2017 HSR&D/QUERI National Conference
2004 — Improving the Reach and Impact of Behavioral Treatment for Obesity: To Tailor or Not to Tailor
Lead/Presenter: Laura Damschroder, COIN - Ann Arbor
All Authors: Damschroder LJ (Ann Arbor Center for Clinical Management Research (CCMR))
Raffa S (VHA National Center for Health Promotion and Disease Prevention)
Cohen AN (VA HSR&D Center for Healthcare Innovation, Implementation and Policy)
Moin T (VA HSR&D Center for Healthcare Innovation, Implementation and Policy)
Brief description of panelists:
The panelists are committed to improving the reach and impact of behavioral interventions for obesity in order to lessen premature mortality and healthcare costs. Dr. Susan Raffa is VHA's National Program Director for Weight Management and is instrumental in developing guidance for implementation of MOVE!(TM) Weight Management Program for Veterans.. Dr. Amy Cohen will present data supporting the development, implementation, and impact of a tailored MOVE! program for Veterans with serious mental illness; Dr. Tannaz Moin will present data supporting the implementation and impact of a tailored weight management program to prevent diabetes in female Veterans; Ms. Laura Damschroder will moderate this panel and brings in-depth experience with multiple weight management programs including MOVE! and implementation of such programs.
Description of the question or issue that will be discussed:
Behavioral treatment for obesity, MOVE!, has been implemented VA-wide but certain populations may require more tailored support in order to engage, utilize, and benefit from the treatment. The ongoing argument, which will be discussed in this panel, is whether there is advantage to the organization and/or the Veteran population for further tailoring in the context of an existing disseminated treatment program, MOVE!. The panel will provide evidence for, against, and under what circumstances to consider tailoring and generate provocative discussion with participants. This challenging question also applies widely to interventions other than MOVE! that have been disseminated and maintained at high cost to the organization but may not be utilized at a high rate, often resulting in muted impact on Veteran outcomes.
Significance—Description of why the issue is important for Veterans, VA, and the audience:
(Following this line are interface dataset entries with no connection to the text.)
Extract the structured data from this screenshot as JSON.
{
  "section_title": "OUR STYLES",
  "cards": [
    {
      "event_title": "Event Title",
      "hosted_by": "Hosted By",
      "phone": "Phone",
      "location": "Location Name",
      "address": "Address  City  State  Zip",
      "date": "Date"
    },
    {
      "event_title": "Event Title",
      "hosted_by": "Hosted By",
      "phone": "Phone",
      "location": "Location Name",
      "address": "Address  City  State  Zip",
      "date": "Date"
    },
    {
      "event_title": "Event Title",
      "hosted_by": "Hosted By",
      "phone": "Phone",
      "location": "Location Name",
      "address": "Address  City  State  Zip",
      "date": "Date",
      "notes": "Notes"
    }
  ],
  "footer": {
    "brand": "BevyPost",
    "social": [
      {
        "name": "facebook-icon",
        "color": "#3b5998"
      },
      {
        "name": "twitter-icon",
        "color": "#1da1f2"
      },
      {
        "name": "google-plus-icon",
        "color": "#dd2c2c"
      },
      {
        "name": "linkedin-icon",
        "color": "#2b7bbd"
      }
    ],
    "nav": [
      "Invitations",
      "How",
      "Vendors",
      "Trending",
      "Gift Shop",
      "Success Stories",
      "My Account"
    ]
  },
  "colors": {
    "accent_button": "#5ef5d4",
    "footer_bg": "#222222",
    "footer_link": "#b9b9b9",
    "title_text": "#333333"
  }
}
Overweight/obesity is highly prevalent among Veterans and contributes to premature death from obesity-related illness such as diabetes and cardiovascular disease. Although MOVE! has been disseminated in VA, it is underutilized and may need to be tailored in order to improve reach and outcomes. Understanding when tailoring is or is not valuable and for which specific subpopulations is essential to inform policy-making, decisions about whether to scale-up and spread, and guidance for frontline implementations, all of which are aimed at having greatest impact on Veteran health and well-being.